decades ago, hundreds more people were reported to have been injured as riot police broke up a mass rally near a key commercial district.
Islamic activists, right side, block a road in Dhaka, Bangladesh during a protest to demand that the government enact an anti-blasphemy law. AP photo
Hundreds of bankers, insurance officials and stock traders had to sleep in their offices as the sound of gunfire echoed around the Motijheel Commercial Area through much of the night.
Witnesses said shops were torched while trees had been torn down and thousands of rocks littered the ground.
Police told AFP they now had the situation under control in the city centre but further violence had broken out in other parts of Dhaka. The main Islamist group behind the protests said the death toll was much higher.
Police said they used sound grenades, water cannon, tear gas and rubber bullets to disperse at least 70,000 Islamists who were camped at Motijheel as part of a push for a new blasphemy law.
"We were forced to act after they unlawfully continued their gathering at Motijheel. They attacked us with bricks, stones, rods and bamboo sticks," Dhaka police spokesman Masudur Rahman told AFP.
The protesters dispersed early Monday, he added.
Mozammel Haq, a police inspector at Dhaka Medical College Hospital, told AFP that 11 bodies were brought to the clinic.
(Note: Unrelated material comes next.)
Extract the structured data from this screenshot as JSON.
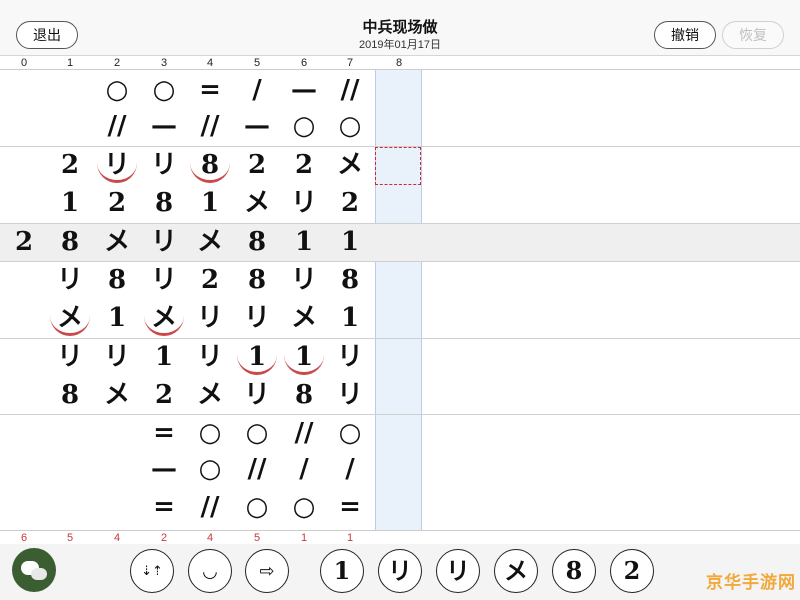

One victim was a policeman who had been hacked in the head by protesters with machetes, Haq said.
Eleven other bodies were taken to three other clinics. Hospital officials said hundreds of people were injured.
There was also deadly violence at Kanchpur on the southeastern outskirts of the capital. More than 5,000 Islamists clashed with police and border guards, prompting security forces to respond with live rounds, local police chief Abdul Matin told AFP.
At least six people were killed there including three policemen and a border guard, police official Rezaul Karim told AFP. "They were beaten to death," he said.
The violence erupted Sunday afternoon after tens of thousands of Islamists demanding a new blasphemy law blocked highways and fought running battles with police.
Prime Minister Sheikh Hasina has ruled out a new law, insisting she will not cave into the demands of hardliners who have been infuriated by bloggers whom they accuse of insulting the Prophet Mohammed.
Chanting "Allahu Akbar!" ("God is greatest!") and "One point, One demand: Atheists must be hanged", activists from the hardline Hefajat-e-Islam marched along at least six highways, blocking traffic between Dhaka and other cities.
Police said the number of protesters reached around 200,000 people at one point although the numbers had dwindled by the early hours.
Maolana Muin Uddin Ruhi, a spokesman for Hefajat-e-Islam, said the death toll from the violence across Dhaka was much higher than that given by police but gave no exact figure.
"Police shot live rounds indiscriminately at our unarmed protesters. Thousands of people were also injured," he told AFP.
Fearing further violence, Dhaka police Monday banned all protests, marches and mass gatherings as well as the carrying of firearms until midnight.
Bangladesh, an officially secular country with a 90% Muslim population, has seen a surge in violence between Islamists and government forces since the start of the year when a court began handing down war crimes verdicts related to the 1971 independence conflict.
Three leading Islamists have so far been convicted for their role in mass killings during the conflict, which saw what was then East Pakistan break from the regime in Islamabad.
The overall death toll in violence between religious hardliners and the police since January now stands at more than 140.